The key decision Facebook was faced with in the aftermath of articles in The Guardian and The Times was how to respond to articles exposing how Facebook had enabled first Ted Cruz, then Donald Trump, to use the private data of Facebook users by Cambridge Analytica to attempt to influence voters.
To the amazement of those inside and outside of Facebook there was no response from Mark Zuckerberg, Cheryl Sandberg or anyone else at Facebook for five days! Dead silence. Here’s how Sandberg explained their lack of response to the article’s authors:

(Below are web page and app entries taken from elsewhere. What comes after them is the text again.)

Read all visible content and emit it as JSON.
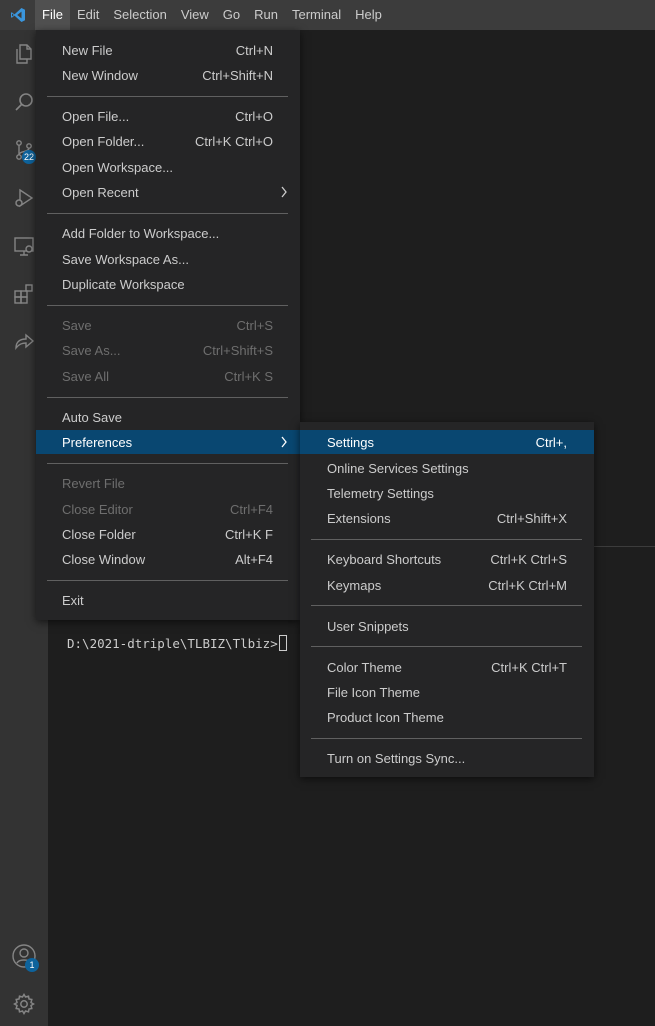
{
  "menubar": {
    "items": [
      "File",
      "Edit",
      "Selection",
      "View",
      "Go",
      "Run",
      "Terminal",
      "Help"
    ],
    "active": "File"
  },
  "activitybar": {
    "scm_badge": "22",
    "accounts_badge": "1",
    "icons": [
      "files-icon",
      "search-icon",
      "source-control-icon",
      "run-debug-icon",
      "remote-explorer-icon",
      "extensions-icon",
      "live-share-icon",
      "accounts-icon",
      "manage-gear-icon"
    ]
  },
  "file_menu": {
    "items": [
      {
        "label": "New File",
        "shortcut": "Ctrl+N",
        "disabled": false
      },
      {
        "label": "New Window",
        "shortcut": "Ctrl+Shift+N",
        "disabled": false
      },
      {
        "label": "Open File...",
        "shortcut": "Ctrl+O",
        "disabled": false
      },
      {
        "label": "Open Folder...",
        "shortcut": "Ctrl+K Ctrl+O",
        "disabled": false
      },
      {
        "label": "Open Workspace...",
        "shortcut": "",
        "disabled": false
      },
      {
        "label": "Open Recent",
        "shortcut": "",
        "disabled": false,
        "submenu": true
      },
      {
        "label": "Add Folder to Workspace...",
        "shortcut": "",
        "disabled": false
      },
      {
        "label": "Save Workspace As...",
        "shortcut": "",
        "disabled": false
      },
      {
        "label": "Duplicate Workspace",
        "shortcut": "",
        "disabled": false
      },
      {
        "label": "Save",
        "shortcut": "Ctrl+S",
        "disabled": true
      },
      {
        "label": "Save As...",
        "shortcut": "Ctrl+Shift+S",
        "disabled": true
      },
      {
        "label": "Save All",
        "shortcut": "Ctrl+K S",
        "disabled": true
      },
      {
        "label": "Auto Save",
        "shortcut": "",
        "disabled": false
      },
      {
        "label": "Preferences",
        "shortcut": "",
        "disabled": false,
        "submenu": true,
        "selected": true
      },
      {
        "label": "Revert File",
        "shortcut": "",
        "disabled": true
      },
      {
        "label": "Close Editor",
        "shortcut": "Ctrl+F4",
        "disabled": true
      },
      {
        "label": "Close Folder",
        "shortcut": "Ctrl+K F",
        "disabled": false
      },
      {
        "label": "Close Window",
        "shortcut": "Alt+F4",
        "disabled": false
      },
      {
        "label": "Exit",
        "shortcut": "",
        "disabled": false
      }
    ]
  },
  "preferences_menu": {
    "items": [
      {
        "label": "Settings",
        "shortcut": "Ctrl+,",
        "selected": true
      },
      {
        "label": "Online Services Settings",
        "shortcut": ""
      },
      {
        "label": "Telemetry Settings",
        "shortcut": ""
      },
      {
        "label": "Extensions",
        "shortcut": "Ctrl+Shift+X"
      },
      {
        "label": "Keyboard Shortcuts",
        "shortcut": "Ctrl+K Ctrl+S"
      },
      {
        "label": "Keymaps",
        "shortcut": "Ctrl+K Ctrl+M"
      },
      {
        "label": "User Snippets",
        "shortcut": ""
      },
      {
        "label": "Color Theme",
        "shortcut": "Ctrl+K Ctrl+T"
      },
      {
        "label": "File Icon Theme",
        "shortcut": ""
      },
      {
        "label": "Product Icon Theme",
        "shortcut": ""
      },
      {
        "label": "Turn on Settings Sync...",
        "shortcut": ""
      }
    ]
  },
  "terminal": {
    "prompt": "D:\\2021-dtriple\\TLBIZ\\Tlbiz>"
  },
  "colors": {
    "accent": "#094771",
    "badge": "#0e639c",
    "vscode_blue": "#3a96dd"
  }
}
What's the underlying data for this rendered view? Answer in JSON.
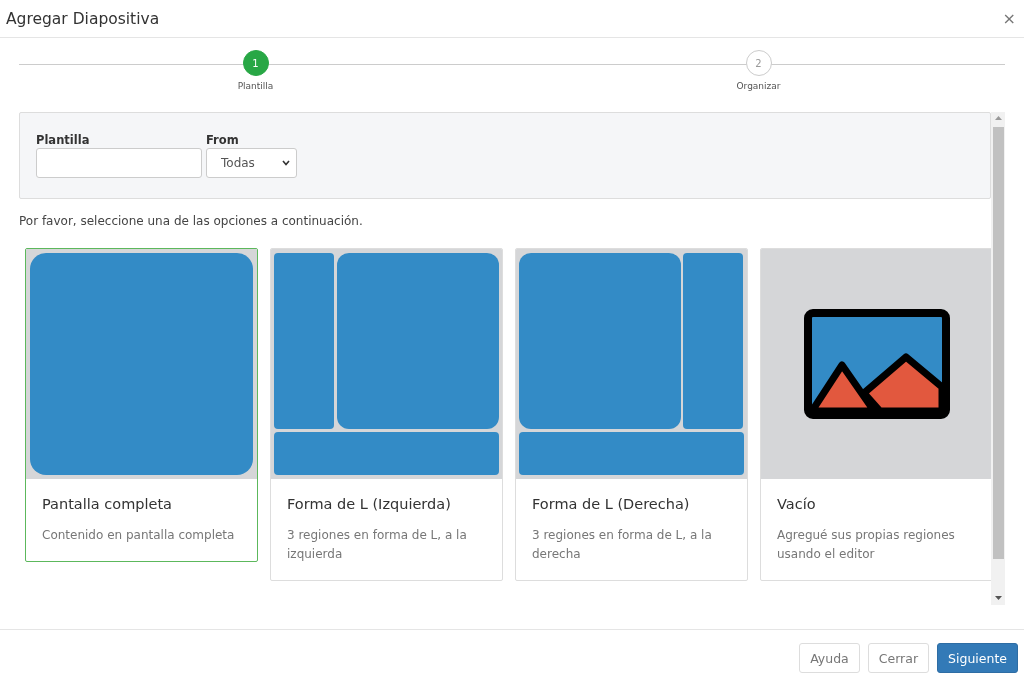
{
  "dialog": {
    "title": "Agregar Diapositiva",
    "close": "×"
  },
  "steps": [
    {
      "number": "1",
      "label": "Plantilla",
      "active": true
    },
    {
      "number": "2",
      "label": "Organizar",
      "active": false
    }
  ],
  "filters": {
    "template_label": "Plantilla",
    "from_label": "From",
    "from_value": "Todas"
  },
  "instruction": "Por favor, seleccione una de las opciones a continuación.",
  "cards": [
    {
      "kind": "full",
      "title": "Pantalla completa",
      "description": "Contenido en pantalla completa",
      "selected": true
    },
    {
      "kind": "l-left",
      "title": "Forma de L (Izquierda)",
      "description": "3 regiones en forma de L, a la izquierda",
      "selected": false
    },
    {
      "kind": "l-right",
      "title": "Forma de L (Derecha)",
      "description": "3 regiones en forma de L, a la derecha",
      "selected": false
    },
    {
      "kind": "empty",
      "title": "Vacío",
      "description": "Agregué sus propias regiones usando el editor",
      "selected": false
    }
  ],
  "buttons": [
    {
      "label": "Ayuda",
      "kind": "default"
    },
    {
      "label": "Cerrar",
      "kind": "default"
    },
    {
      "label": "Siguiente",
      "kind": "primary"
    }
  ]
}
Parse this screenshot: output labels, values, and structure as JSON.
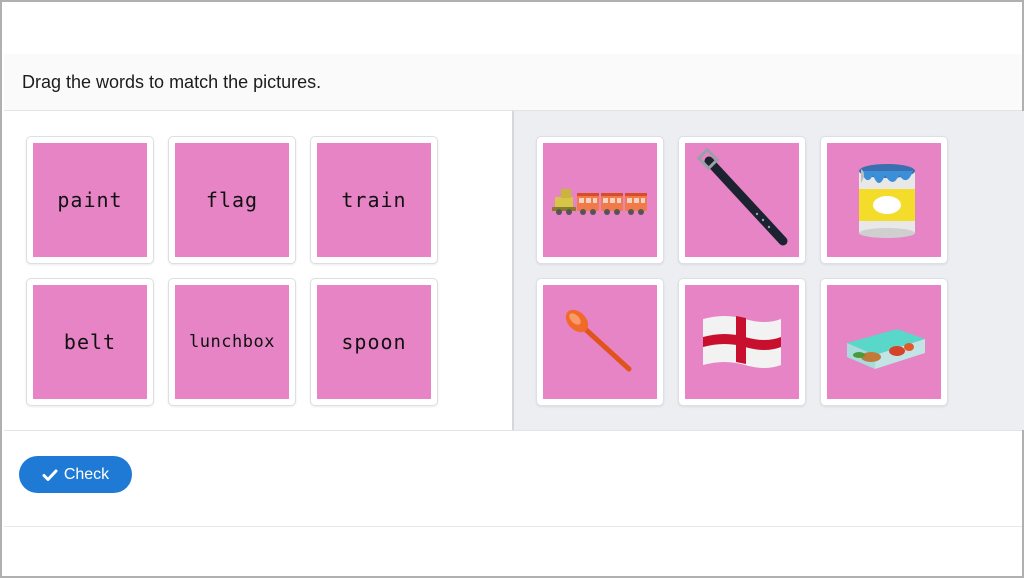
{
  "instructions": "Drag the words to match the pictures.",
  "words": [
    "paint",
    "flag",
    "train",
    "belt",
    "lunchbox",
    "spoon"
  ],
  "pictures": [
    "train-icon",
    "belt-icon",
    "paint-can-icon",
    "spoon-icon",
    "england-flag-icon",
    "lunchbox-icon"
  ],
  "check_button": {
    "label": "Check",
    "icon": "checkmark-icon"
  },
  "colors": {
    "card_fill": "#e684c5",
    "button": "#1f7ad6",
    "right_panel_bg": "#eceef1"
  }
}
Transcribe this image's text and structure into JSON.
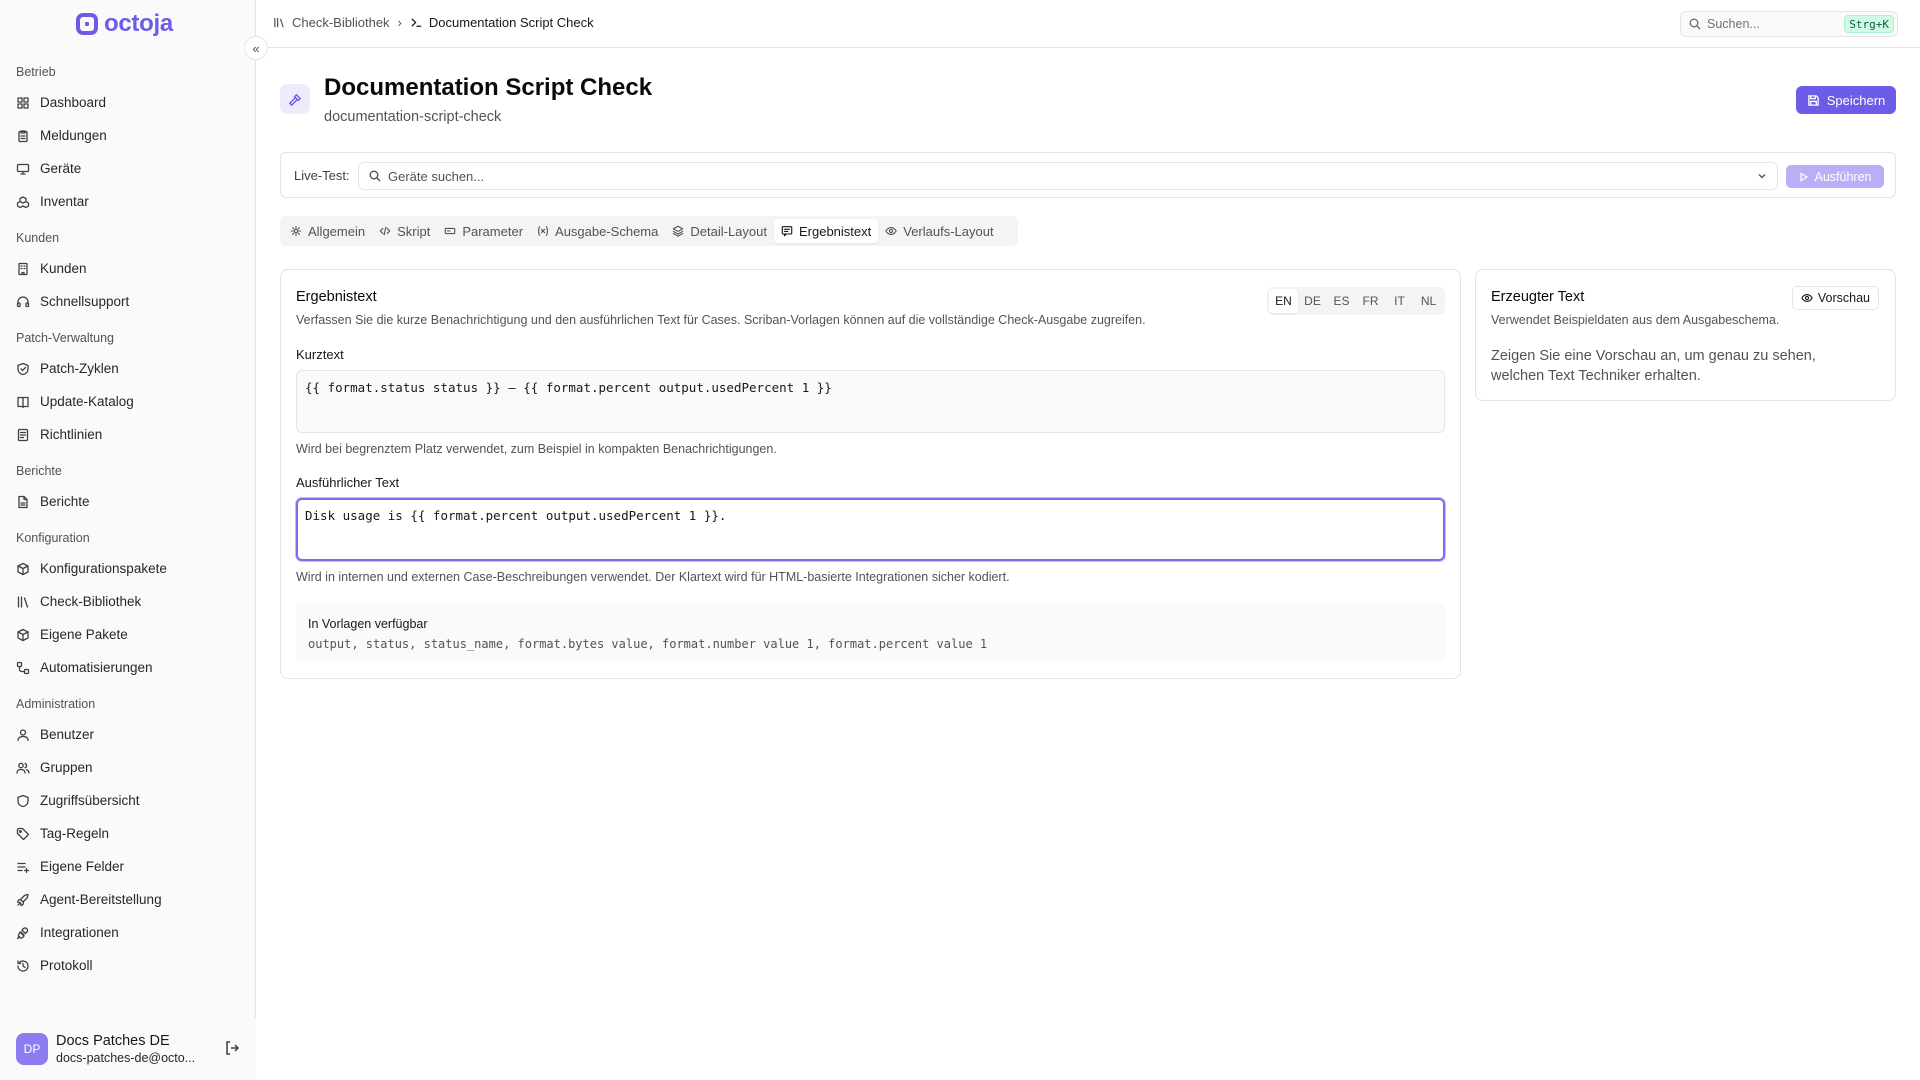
{
  "app": {
    "logo_text": "octoja",
    "brand_color": "#6d5ce8"
  },
  "sidebar": {
    "groups": [
      {
        "label": "Betrieb",
        "items": [
          {
            "label": "Dashboard",
            "icon": "grid-icon"
          },
          {
            "label": "Meldungen",
            "icon": "clipboard-icon"
          },
          {
            "label": "Geräte",
            "icon": "monitor-icon"
          },
          {
            "label": "Inventar",
            "icon": "boxes-icon"
          }
        ]
      },
      {
        "label": "Kunden",
        "items": [
          {
            "label": "Kunden",
            "icon": "building-icon"
          },
          {
            "label": "Schnellsupport",
            "icon": "headset-icon"
          }
        ]
      },
      {
        "label": "Patch-Verwaltung",
        "items": [
          {
            "label": "Patch-Zyklen",
            "icon": "shield-check-icon"
          },
          {
            "label": "Update-Katalog",
            "icon": "book-icon"
          },
          {
            "label": "Richtlinien",
            "icon": "policy-icon"
          }
        ]
      },
      {
        "label": "Berichte",
        "items": [
          {
            "label": "Berichte",
            "icon": "file-icon"
          }
        ]
      },
      {
        "label": "Konfiguration",
        "items": [
          {
            "label": "Konfigurationspakete",
            "icon": "package-icon"
          },
          {
            "label": "Check-Bibliothek",
            "icon": "library-icon"
          },
          {
            "label": "Eigene Pakete",
            "icon": "package-icon"
          },
          {
            "label": "Automatisierungen",
            "icon": "workflow-icon"
          }
        ]
      },
      {
        "label": "Administration",
        "items": [
          {
            "label": "Benutzer",
            "icon": "user-icon"
          },
          {
            "label": "Gruppen",
            "icon": "users-icon"
          },
          {
            "label": "Zugriffsübersicht",
            "icon": "shield-icon"
          },
          {
            "label": "Tag-Regeln",
            "icon": "tag-icon"
          },
          {
            "label": "Eigene Felder",
            "icon": "list-plus-icon"
          },
          {
            "label": "Agent-Bereitstellung",
            "icon": "rocket-icon"
          },
          {
            "label": "Integrationen",
            "icon": "plug-icon"
          },
          {
            "label": "Protokoll",
            "icon": "history-icon"
          }
        ]
      }
    ],
    "user": {
      "initials": "DP",
      "name": "Docs Patches DE",
      "email": "docs-patches-de@octo..."
    }
  },
  "topbar": {
    "breadcrumb": {
      "parent": "Check-Bibliothek",
      "current": "Documentation Script Check"
    },
    "search": {
      "placeholder": "Suchen...",
      "shortcut": "Strg+K"
    }
  },
  "header": {
    "title": "Documentation Script Check",
    "slug": "documentation-script-check",
    "save_label": "Speichern"
  },
  "live_test": {
    "label": "Live-Test:",
    "placeholder": "Geräte suchen...",
    "run_label": "Ausführen"
  },
  "tabs": [
    {
      "label": "Allgemein",
      "icon": "gear-icon",
      "active": false
    },
    {
      "label": "Skript",
      "icon": "code-icon",
      "active": false
    },
    {
      "label": "Parameter",
      "icon": "input-icon",
      "active": false
    },
    {
      "label": "Ausgabe-Schema",
      "icon": "variable-icon",
      "active": false
    },
    {
      "label": "Detail-Layout",
      "icon": "layers-icon",
      "active": false
    },
    {
      "label": "Ergebnistext",
      "icon": "message-icon",
      "active": true
    },
    {
      "label": "Verlaufs-Layout",
      "icon": "eye-icon",
      "active": false
    }
  ],
  "result_text": {
    "title": "Ergebnistext",
    "description": "Verfassen Sie die kurze Benachrichtigung und den ausführlichen Text für Cases. Scriban-Vorlagen können auf die vollständige Check-Ausgabe zugreifen.",
    "languages": [
      "EN",
      "DE",
      "ES",
      "FR",
      "IT",
      "NL"
    ],
    "active_language": "EN",
    "short": {
      "label": "Kurztext",
      "value": "{{ format.status status }} — {{ format.percent output.usedPercent 1 }}",
      "hint": "Wird bei begrenztem Platz verwendet, zum Beispiel in kompakten Benachrichtigungen."
    },
    "long": {
      "label": "Ausführlicher Text",
      "value": "Disk usage is {{ format.percent output.usedPercent 1 }}.",
      "hint": "Wird in internen und externen Case-Beschreibungen verwendet. Der Klartext wird für HTML-basierte Integrationen sicher kodiert."
    },
    "available": {
      "title": "In Vorlagen verfügbar",
      "vars": "output, status, status_name, format.bytes value, format.number value 1, format.percent value 1"
    }
  },
  "generated": {
    "title": "Erzeugter Text",
    "description": "Verwendet Beispieldaten aus dem Ausgabeschema.",
    "preview_label": "Vorschau",
    "empty_text": "Zeigen Sie eine Vorschau an, um genau zu sehen, welchen Text Techniker erhalten."
  }
}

“Those five days were very, very long,” says Sandberg, who now acknowledges the delay was a mistake. The company became paralyzed, she says, because it didn’t know all the facts; it thought Cambridge Analytica had deleted the data. And it didn’t have a specific problem to fix. The loose privacy policies that allowed Kogan to collect so much data had been tightened years before. “We didn’t know how to respond in a system of imperfect information,” she says.
There are two very important aspects to this explanation. While Sandberg is no doubt one of the most able and experienced executives in the worldwide tech industry, to the best of my knowledge she has absolutely no startup experience. And that becomes clear in two ways. First, I was taught that no decision is a decision. That things move fast in a startup, you will be faced with many decisions. You will get some wrong. That’s ok. What isn’t ok is to fail to make a decision, as was the case with Sandberg. Secondly one of the two big differences between a startup and a large established company like Facebook is that big companies can survive a failure, startups may not. But more importantly, leaders of startups must get used to learning how to respond in a system of imperfect information. I’m amazed that somehow either Zuckerberg never learned this in his meteoric rise or was overridden by Sandberg – but both of them should have had that founder skill of decision making with less than perfect information.
You may never run a social media company, and you may never have to deal with the type of self-inflicted crisis Facebook was err… faced with. But there’s no doubt you will be faced with making big decisions for your company, even the the mot du jour, existential decisions. And certainly you will be faced with making these decisions with imperfect information. Better get used to it … now.